(Material to process)

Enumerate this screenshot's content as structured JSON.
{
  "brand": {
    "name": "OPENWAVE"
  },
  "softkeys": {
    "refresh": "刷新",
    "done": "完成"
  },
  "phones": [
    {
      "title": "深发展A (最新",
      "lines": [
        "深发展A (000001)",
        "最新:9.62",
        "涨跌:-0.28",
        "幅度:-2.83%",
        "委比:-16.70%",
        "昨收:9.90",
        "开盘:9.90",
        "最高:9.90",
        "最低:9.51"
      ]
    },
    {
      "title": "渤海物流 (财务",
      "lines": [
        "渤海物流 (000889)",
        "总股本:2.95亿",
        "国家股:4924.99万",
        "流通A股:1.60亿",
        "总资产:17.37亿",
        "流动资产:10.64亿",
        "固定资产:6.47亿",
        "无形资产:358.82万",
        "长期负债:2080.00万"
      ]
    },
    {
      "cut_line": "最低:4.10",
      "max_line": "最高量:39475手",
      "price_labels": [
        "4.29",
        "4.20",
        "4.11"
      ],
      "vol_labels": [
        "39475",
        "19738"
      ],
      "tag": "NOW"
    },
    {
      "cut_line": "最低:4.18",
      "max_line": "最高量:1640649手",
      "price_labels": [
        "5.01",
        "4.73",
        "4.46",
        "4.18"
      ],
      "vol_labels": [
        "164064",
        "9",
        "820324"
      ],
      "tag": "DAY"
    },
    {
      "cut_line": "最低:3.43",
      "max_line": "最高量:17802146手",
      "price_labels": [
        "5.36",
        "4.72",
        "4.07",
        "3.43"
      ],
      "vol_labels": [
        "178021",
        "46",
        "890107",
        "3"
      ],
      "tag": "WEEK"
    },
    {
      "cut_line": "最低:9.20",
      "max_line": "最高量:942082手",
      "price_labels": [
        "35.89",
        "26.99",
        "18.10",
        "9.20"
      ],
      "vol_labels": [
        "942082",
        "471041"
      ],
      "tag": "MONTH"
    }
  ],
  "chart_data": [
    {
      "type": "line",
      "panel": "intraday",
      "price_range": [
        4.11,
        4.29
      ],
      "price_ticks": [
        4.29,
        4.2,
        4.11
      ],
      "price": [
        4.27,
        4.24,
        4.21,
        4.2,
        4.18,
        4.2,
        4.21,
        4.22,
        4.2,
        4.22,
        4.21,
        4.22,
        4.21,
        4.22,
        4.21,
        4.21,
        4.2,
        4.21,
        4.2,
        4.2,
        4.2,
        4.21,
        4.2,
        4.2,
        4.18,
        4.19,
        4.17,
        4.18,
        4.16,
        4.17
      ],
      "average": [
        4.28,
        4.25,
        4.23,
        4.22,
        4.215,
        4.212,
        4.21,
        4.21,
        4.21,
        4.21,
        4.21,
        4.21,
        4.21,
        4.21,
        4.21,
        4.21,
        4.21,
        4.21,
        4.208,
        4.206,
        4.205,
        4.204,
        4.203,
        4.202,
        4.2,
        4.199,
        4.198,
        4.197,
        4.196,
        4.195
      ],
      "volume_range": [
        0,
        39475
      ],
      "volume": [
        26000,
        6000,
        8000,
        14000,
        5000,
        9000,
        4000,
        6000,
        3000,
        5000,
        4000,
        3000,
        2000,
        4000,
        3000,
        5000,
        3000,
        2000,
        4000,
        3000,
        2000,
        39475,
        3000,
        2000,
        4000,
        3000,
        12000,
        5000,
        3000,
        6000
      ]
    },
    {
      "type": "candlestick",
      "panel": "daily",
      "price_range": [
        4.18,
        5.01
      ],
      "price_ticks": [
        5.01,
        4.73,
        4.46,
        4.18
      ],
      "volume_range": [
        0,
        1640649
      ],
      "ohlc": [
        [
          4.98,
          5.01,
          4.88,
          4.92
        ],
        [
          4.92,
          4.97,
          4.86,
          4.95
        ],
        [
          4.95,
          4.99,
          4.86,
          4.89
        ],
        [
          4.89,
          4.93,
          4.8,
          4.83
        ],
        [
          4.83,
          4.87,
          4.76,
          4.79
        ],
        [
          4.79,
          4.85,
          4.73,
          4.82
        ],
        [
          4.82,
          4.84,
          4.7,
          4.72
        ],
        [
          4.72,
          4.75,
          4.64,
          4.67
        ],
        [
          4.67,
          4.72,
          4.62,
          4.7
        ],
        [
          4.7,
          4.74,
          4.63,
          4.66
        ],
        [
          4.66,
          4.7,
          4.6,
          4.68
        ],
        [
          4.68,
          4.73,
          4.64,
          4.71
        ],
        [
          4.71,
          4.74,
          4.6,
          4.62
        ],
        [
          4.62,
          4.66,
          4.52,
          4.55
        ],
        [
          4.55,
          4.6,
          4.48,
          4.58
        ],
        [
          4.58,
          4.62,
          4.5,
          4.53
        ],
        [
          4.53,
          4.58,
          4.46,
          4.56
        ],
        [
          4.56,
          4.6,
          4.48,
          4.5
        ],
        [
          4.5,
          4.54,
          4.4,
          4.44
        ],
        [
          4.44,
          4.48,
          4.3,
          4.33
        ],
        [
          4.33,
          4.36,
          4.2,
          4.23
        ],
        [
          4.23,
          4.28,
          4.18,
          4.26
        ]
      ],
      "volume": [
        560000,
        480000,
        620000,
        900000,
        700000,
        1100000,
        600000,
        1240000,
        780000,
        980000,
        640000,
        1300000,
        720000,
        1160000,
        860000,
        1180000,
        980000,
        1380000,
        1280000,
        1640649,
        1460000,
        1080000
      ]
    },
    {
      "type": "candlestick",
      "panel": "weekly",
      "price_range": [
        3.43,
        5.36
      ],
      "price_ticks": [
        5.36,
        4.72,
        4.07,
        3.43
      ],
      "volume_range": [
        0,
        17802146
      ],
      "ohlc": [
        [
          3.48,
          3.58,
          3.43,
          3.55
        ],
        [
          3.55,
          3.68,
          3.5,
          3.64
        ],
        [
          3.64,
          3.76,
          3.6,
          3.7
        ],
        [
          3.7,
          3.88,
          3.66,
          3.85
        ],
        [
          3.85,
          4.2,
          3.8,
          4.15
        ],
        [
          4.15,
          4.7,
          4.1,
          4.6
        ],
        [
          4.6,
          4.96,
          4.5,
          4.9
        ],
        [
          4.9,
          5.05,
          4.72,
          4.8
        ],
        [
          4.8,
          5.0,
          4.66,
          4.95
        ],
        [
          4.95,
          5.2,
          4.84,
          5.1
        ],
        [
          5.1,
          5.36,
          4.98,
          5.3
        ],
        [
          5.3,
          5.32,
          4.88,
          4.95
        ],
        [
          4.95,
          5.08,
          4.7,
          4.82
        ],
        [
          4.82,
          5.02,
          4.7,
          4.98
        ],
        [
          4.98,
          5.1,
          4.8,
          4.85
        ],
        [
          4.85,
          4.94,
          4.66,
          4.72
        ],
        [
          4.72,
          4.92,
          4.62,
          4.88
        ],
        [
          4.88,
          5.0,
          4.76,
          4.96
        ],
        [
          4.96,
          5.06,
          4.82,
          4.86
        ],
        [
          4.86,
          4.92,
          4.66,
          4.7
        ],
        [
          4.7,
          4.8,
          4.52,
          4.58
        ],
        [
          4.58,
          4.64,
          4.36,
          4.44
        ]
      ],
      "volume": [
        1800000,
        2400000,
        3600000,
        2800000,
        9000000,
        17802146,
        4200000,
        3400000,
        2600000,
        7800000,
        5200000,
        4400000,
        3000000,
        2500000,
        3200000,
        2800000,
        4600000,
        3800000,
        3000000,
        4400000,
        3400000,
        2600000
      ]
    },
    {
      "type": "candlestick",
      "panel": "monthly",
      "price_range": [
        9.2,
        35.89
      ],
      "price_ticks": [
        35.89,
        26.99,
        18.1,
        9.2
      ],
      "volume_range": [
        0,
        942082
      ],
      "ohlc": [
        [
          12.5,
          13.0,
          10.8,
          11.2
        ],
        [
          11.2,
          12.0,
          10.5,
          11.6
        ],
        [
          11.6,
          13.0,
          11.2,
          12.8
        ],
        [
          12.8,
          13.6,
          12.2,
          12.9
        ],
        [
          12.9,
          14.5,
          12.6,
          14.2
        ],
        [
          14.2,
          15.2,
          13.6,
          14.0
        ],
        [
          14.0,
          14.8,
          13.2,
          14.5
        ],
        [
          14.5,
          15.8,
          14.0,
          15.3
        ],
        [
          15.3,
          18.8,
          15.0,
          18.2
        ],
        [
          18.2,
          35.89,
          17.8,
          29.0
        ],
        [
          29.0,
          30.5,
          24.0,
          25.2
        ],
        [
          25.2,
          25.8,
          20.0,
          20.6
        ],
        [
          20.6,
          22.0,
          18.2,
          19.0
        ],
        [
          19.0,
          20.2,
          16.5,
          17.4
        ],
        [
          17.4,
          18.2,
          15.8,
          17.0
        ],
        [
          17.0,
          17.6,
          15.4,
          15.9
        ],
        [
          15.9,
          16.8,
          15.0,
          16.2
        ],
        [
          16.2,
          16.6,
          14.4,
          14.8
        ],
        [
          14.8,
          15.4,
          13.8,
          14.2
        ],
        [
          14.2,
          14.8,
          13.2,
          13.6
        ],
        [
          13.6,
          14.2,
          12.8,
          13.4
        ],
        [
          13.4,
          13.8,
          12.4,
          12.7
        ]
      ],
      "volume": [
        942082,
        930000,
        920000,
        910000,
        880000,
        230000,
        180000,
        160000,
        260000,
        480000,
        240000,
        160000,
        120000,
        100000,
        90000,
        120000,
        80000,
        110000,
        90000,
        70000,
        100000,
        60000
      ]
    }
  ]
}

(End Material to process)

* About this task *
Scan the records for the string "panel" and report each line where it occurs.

* Your response *
      "panel": "intraday",
      "panel": "daily",
      "panel": "weekly",
      "panel": "monthly",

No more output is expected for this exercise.